• What to do
Please print the data that follows, keeping every line exact.

+ + +

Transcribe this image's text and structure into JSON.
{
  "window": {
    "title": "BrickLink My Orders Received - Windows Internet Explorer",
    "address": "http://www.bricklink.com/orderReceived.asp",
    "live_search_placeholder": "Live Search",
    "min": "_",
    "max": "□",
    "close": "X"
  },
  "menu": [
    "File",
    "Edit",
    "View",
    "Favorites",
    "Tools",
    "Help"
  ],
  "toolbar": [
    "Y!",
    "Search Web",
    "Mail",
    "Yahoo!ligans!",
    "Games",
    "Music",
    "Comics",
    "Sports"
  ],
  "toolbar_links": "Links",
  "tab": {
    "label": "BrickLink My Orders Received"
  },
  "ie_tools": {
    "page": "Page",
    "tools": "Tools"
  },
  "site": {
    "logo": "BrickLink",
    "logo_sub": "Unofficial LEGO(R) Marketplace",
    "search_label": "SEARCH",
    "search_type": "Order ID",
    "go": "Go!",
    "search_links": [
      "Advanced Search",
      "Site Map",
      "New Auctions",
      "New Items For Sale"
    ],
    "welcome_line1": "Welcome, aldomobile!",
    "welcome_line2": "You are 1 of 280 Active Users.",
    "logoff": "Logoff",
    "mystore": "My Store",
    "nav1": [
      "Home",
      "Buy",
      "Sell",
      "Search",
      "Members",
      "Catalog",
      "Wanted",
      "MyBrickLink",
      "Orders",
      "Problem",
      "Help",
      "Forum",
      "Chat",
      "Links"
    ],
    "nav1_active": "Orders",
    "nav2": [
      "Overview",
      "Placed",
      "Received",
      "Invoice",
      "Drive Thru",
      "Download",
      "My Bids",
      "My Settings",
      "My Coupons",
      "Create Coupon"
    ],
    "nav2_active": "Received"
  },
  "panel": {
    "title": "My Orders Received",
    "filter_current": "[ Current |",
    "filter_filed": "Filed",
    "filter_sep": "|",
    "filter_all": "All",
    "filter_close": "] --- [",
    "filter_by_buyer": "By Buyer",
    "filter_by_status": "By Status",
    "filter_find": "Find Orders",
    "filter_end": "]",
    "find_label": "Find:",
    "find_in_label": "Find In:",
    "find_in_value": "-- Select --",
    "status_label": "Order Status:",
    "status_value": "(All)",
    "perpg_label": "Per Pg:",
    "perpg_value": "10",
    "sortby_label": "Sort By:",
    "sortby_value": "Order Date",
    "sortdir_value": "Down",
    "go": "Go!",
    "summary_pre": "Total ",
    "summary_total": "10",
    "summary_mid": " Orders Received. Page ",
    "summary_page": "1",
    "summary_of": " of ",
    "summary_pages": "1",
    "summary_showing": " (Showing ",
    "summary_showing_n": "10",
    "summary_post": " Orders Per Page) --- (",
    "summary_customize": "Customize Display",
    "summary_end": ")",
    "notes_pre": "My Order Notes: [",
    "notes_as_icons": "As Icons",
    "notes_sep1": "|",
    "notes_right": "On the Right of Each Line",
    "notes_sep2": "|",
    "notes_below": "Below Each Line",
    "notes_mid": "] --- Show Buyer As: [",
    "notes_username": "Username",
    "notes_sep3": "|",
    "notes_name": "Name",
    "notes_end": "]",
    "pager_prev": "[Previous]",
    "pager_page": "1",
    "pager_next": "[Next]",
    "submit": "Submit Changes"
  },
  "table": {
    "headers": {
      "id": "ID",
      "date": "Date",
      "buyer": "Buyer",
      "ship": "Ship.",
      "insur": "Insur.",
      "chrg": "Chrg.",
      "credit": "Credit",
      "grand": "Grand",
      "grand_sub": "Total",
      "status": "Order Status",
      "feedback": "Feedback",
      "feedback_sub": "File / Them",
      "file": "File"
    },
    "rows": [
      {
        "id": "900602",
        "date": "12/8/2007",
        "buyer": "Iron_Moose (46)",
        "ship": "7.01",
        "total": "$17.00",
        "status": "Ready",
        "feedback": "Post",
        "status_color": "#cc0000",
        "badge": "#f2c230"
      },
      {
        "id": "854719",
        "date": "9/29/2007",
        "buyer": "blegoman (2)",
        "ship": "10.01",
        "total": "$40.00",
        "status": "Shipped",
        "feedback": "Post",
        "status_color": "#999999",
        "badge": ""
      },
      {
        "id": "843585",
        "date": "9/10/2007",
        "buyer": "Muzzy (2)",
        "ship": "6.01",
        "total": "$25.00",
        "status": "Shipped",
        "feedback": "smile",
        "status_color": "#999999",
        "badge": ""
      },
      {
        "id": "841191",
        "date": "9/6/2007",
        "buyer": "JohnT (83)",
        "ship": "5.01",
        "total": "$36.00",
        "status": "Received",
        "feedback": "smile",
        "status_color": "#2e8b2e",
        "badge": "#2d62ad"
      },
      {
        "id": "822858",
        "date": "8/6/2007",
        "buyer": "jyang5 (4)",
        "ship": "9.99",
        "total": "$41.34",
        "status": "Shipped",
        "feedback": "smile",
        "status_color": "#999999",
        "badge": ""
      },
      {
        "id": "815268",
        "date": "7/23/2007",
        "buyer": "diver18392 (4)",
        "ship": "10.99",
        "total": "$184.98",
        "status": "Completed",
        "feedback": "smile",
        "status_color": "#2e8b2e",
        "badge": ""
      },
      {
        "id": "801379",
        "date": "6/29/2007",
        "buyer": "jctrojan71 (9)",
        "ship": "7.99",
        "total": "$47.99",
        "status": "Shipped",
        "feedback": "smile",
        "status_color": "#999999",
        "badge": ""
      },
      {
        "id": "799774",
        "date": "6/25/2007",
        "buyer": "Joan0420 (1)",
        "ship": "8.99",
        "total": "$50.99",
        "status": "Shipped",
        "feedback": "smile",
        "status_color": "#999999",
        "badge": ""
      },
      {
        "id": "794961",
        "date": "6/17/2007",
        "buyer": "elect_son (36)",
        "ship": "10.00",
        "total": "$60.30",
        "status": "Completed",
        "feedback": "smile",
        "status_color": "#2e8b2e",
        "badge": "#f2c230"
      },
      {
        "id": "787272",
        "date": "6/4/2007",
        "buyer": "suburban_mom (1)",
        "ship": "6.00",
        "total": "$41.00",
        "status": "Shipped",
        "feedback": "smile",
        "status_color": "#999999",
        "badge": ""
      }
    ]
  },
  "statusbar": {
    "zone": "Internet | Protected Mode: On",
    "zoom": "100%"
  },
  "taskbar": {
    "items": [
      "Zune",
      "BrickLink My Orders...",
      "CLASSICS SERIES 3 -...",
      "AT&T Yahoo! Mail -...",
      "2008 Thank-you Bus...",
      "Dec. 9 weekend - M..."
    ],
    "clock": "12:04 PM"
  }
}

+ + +

• Exercise answer
Transcribe this image's text and structure into JSON.
{
  "window": {
    "title": "BrickLink My Orders Received - Windows Internet Explorer",
    "address": "http://www.bricklink.com/orderReceived.asp",
    "live_search_placeholder": "Live Search",
    "min": "_",
    "max": "□",
    "close": "X"
  },
  "menu": [
    "File",
    "Edit",
    "View",
    "Favorites",
    "Tools",
    "Help"
  ],
  "toolbar": [
    "Y!",
    "Search Web",
    "Mail",
    "Yahoo!ligans!",
    "Games",
    "Music",
    "Comics",
    "Sports"
  ],
  "toolbar_links": "Links",
  "tab": {
    "label": "BrickLink My Orders Received"
  },
  "ie_tools": {
    "page": "Page",
    "tools": "Tools"
  },
  "site": {
    "logo": "BrickLink",
    "logo_sub": "Unofficial LEGO(R) Marketplace",
    "search_label": "SEARCH",
    "search_type": "Order ID",
    "go": "Go!",
    "search_links": [
      "Advanced Search",
      "Site Map",
      "New Auctions",
      "New Items For Sale"
    ],
    "welcome_line1": "Welcome, aldomobile!",
    "welcome_line2": "You are 1 of 280 Active Users.",
    "logoff": "Logoff",
    "mystore": "My Store",
    "nav1": [
      "Home",
      "Buy",
      "Sell",
      "Search",
      "Members",
      "Catalog",
      "Wanted",
      "MyBrickLink",
      "Orders",
      "Problem",
      "Help",
      "Forum",
      "Chat",
      "Links"
    ],
    "nav1_active": "Orders",
    "nav2": [
      "Overview",
      "Placed",
      "Received",
      "Invoice",
      "Drive Thru",
      "Download",
      "My Bids",
      "My Settings",
      "My Coupons",
      "Create Coupon"
    ],
    "nav2_active": "Received"
  },
  "panel": {
    "title": "My Orders Received",
    "filter_current": "[ Current |",
    "filter_filed": "Filed",
    "filter_sep": "|",
    "filter_all": "All",
    "filter_close": "] --- [",
    "filter_by_buyer": "By Buyer",
    "filter_by_status": "By Status",
    "filter_find": "Find Orders",
    "filter_end": "]",
    "find_label": "Find:",
    "find_in_label": "Find In:",
    "find_in_value": "-- Select --",
    "status_label": "Order Status:",
    "status_value": "(All)",
    "perpg_label": "Per Pg:",
    "perpg_value": "10",
    "sortby_label": "Sort By:",
    "sortby_value": "Order Date",
    "sortdir_value": "Down",
    "go": "Go!",
    "summary_pre": "Total ",
    "summary_total": "10",
    "summary_mid": " Orders Received. Page ",
    "summary_page": "1",
    "summary_of": " of ",
    "summary_pages": "1",
    "summary_showing": " (Showing ",
    "summary_showing_n": "10",
    "summary_post": " Orders Per Page) --- (",
    "summary_customize": "Customize Display",
    "summary_end": ")",
    "notes_pre": "My Order Notes: [",
    "notes_as_icons": "As Icons",
    "notes_sep1": "|",
    "notes_right": "On the Right of Each Line",
    "notes_sep2": "|",
    "notes_below": "Below Each Line",
    "notes_mid": "] --- Show Buyer As: [",
    "notes_username": "Username",
    "notes_sep3": "|",
    "notes_name": "Name",
    "notes_end": "]",
    "pager_prev": "[Previous]",
    "pager_page": "1",
    "pager_next": "[Next]",
    "submit": "Submit Changes"
  },
  "table": {
    "headers": {
      "id": "ID",
      "date": "Date",
      "buyer": "Buyer",
      "ship": "Ship.",
      "insur": "Insur.",
      "chrg": "Chrg.",
      "credit": "Credit",
      "grand": "Grand",
      "grand_sub": "Total",
      "status": "Order Status",
      "feedback": "Feedback",
      "feedback_sub": "File / Them",
      "file": "File"
    },
    "rows": [
      {
        "id": "900602",
        "date": "12/8/2007",
        "buyer": "Iron_Moose (46)",
        "ship": "7.01",
        "total": "$17.00",
        "status": "Ready",
        "feedback": "Post",
        "status_color": "#cc0000",
        "badge": "#f2c230"
      },
      {
        "id": "854719",
        "date": "9/29/2007",
        "buyer": "blegoman (2)",
        "ship": "10.01",
        "total": "$40.00",
        "status": "Shipped",
        "feedback": "Post",
        "status_color": "#999999",
        "badge": ""
      },
      {
        "id": "843585",
        "date": "9/10/2007",
        "buyer": "Muzzy (2)",
        "ship": "6.01",
        "total": "$25.00",
        "status": "Shipped",
        "feedback": "smile",
        "status_color": "#999999",
        "badge": ""
      },
      {
        "id": "841191",
        "date": "9/6/2007",
        "buyer": "JohnT (83)",
        "ship": "5.01",
        "total": "$36.00",
        "status": "Received",
        "feedback": "smile",
        "status_color": "#2e8b2e",
        "badge": "#2d62ad"
      },
      {
        "id": "822858",
        "date": "8/6/2007",
        "buyer": "jyang5 (4)",
        "ship": "9.99",
        "total": "$41.34",
        "status": "Shipped",
        "feedback": "smile",
        "status_color": "#999999",
        "badge": ""
      },
      {
        "id": "815268",
        "date": "7/23/2007",
        "buyer": "diver18392 (4)",
        "ship": "10.99",
        "total": "$184.98",
        "status": "Completed",
        "feedback": "smile",
        "status_color": "#2e8b2e",
        "badge": ""
      },
      {
        "id": "801379",
        "date": "6/29/2007",
        "buyer": "jctrojan71 (9)",
        "ship": "7.99",
        "total": "$47.99",
        "status": "Shipped",
        "feedback": "smile",
        "status_color": "#999999",
        "badge": ""
      },
      {
        "id": "799774",
        "date": "6/25/2007",
        "buyer": "Joan0420 (1)",
        "ship": "8.99",
        "total": "$50.99",
        "status": "Shipped",
        "feedback": "smile",
        "status_color": "#999999",
        "badge": ""
      },
      {
        "id": "794961",
        "date": "6/17/2007",
        "buyer": "elect_son (36)",
        "ship": "10.00",
        "total": "$60.30",
        "status": "Completed",
        "feedback": "smile",
        "status_color": "#2e8b2e",
        "badge": "#f2c230"
      },
      {
        "id": "787272",
        "date": "6/4/2007",
        "buyer": "suburban_mom (1)",
        "ship": "6.00",
        "total": "$41.00",
        "status": "Shipped",
        "feedback": "smile",
        "status_color": "#999999",
        "badge": ""
      }
    ]
  },
  "statusbar": {
    "zone": "Internet | Protected Mode: On",
    "zoom": "100%"
  },
  "taskbar": {
    "items": [
      "Zune",
      "BrickLink My Orders...",
      "CLASSICS SERIES 3 -...",
      "AT&T Yahoo! Mail -...",
      "2008 Thank-you Bus...",
      "Dec. 9 weekend - M..."
    ],
    "clock": "12:04 PM"
  }
}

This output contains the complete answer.